Mar 29, 2017
Academic Rotation and Critical Care
Guest: Sean Kane, Pharm.D.
Assistant Professor Rosalind Franklin
Today we're going to be talking with Sean Kane, PharmD,
BCPS, is an Assistant Professor at Rosalind Franklin University of
Medicine and Science in North Chicago, Illinois, and a Critical
Care Pharmacist at Advocate Condell Medical Center in Libertyville,
Illinois. Dr. Kane received his Doctor of Pharmacy degree at Butler
University in 2010 and completed 2 years of residency, specializing
in critical care at the University of Illinois at
Dr. Kane is the creator of ClinCalc.com, an
evidence-based clinical decision support website with educational
tools for health care students and professionals.
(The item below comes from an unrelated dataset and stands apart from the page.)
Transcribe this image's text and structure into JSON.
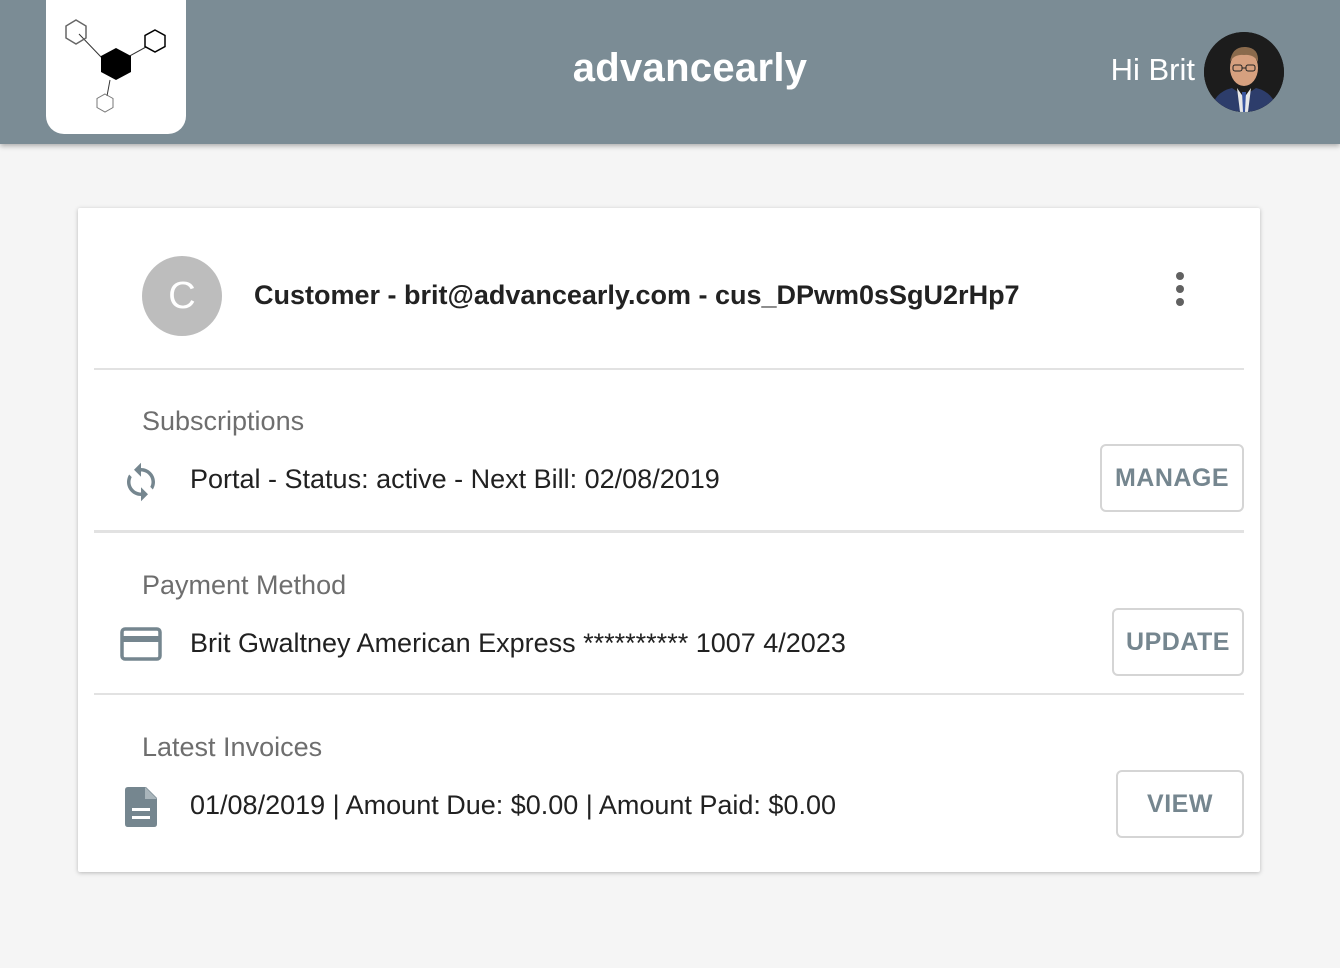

In addition, Dr.
Kane is the creator and co-host of HelixTalk, Rosalind Franklin University's College
of Pharmacy Podcast.
- Kane, before we get started I wanted to hear a little
bit about your leadership road, from Butler University in Indiana
to Chicago as a PGY-1 and PGY-2 to your present academic
- ClinCalc online
- Rather than an interview format, we’re going to look at
a point/counterpoint from Vol. 80, Issue 3 of the American Journal
of Pharmaceutical Education about Experiential Education between
Craig D Cox of Texas Tech’s College of Pharmacy and Craig K.
Svensson of Purdue. Could you set the stage as to the primary
points of contention, it seems Dr. Cox is responding to Dr.
Academic Rotation Easy? Vs. Critical care 6:30 to
Dr. Cox main points:
- All rotations should involve the “medication use
- MUS involves everything from drug
discovery/development, prescribing, dispensing, administering,
- It does not involve academic rotations
- Non-MUS rotations are still valuable, but don’t make
students practice-ready and therefore cannot substitute for the
required APPE rotations that do involve MUS
- An academic rotation during residency (not P4 year) may
be more appropriate
- Cox’s personal view after speaking with employers and
practicing pharmacists is that most pharmacy students are NOT
practice ready, therefore, we should maximize the number of
Dr. Svensson main points:
- The concept of “practice ready” may not involve the
MUS; pharmacy as a career path has been constantly changing for
decades, so non-MUS career paths may be to come in the
- Increasing quantity may not be the right approach if
most students are not “practice ready” upon graduation. Perhaps
pre-APPE activities (such as simulation) can be improved and the
QUALITY of APPE sites can be addressed.
- It’s really hard to maintain quality within APPE sites
– for many colleges, just finding APPE sites can be a challenge,
let alone having (and enforcing) a bar for quality. More (quantity)
is not always better and may not actually address the problem that
Dr. Cox takes issue with.
- Student development does occur in non-MUS rotations and
should still be offered. Skills like leadership, entrepreneurship,
the ability to teaching, etc. are valuable regardless of being
related to MUS or not.
- What is an academic rotation?
- Restrict APPEs to Medication Use System
- Two electives maximum (4,5,6 weeks makes this variable
from 8 to 12 weeks)
- Cox, “I would argue, that if designed correctly,
teaching skills to become an effective preceptor could be a
- Svensson “ In my opinion, the setting of postgraduate
training is the most appropriate place for providing opportunities
that give experience and insight into an academic
Sean Kane, Pharm.D. (email:
Pharmacy Technician Program
Des Moines Area Community College
2006 S Ankeny Blvd Bldg 24 Room 304
Ankeny, IA 50023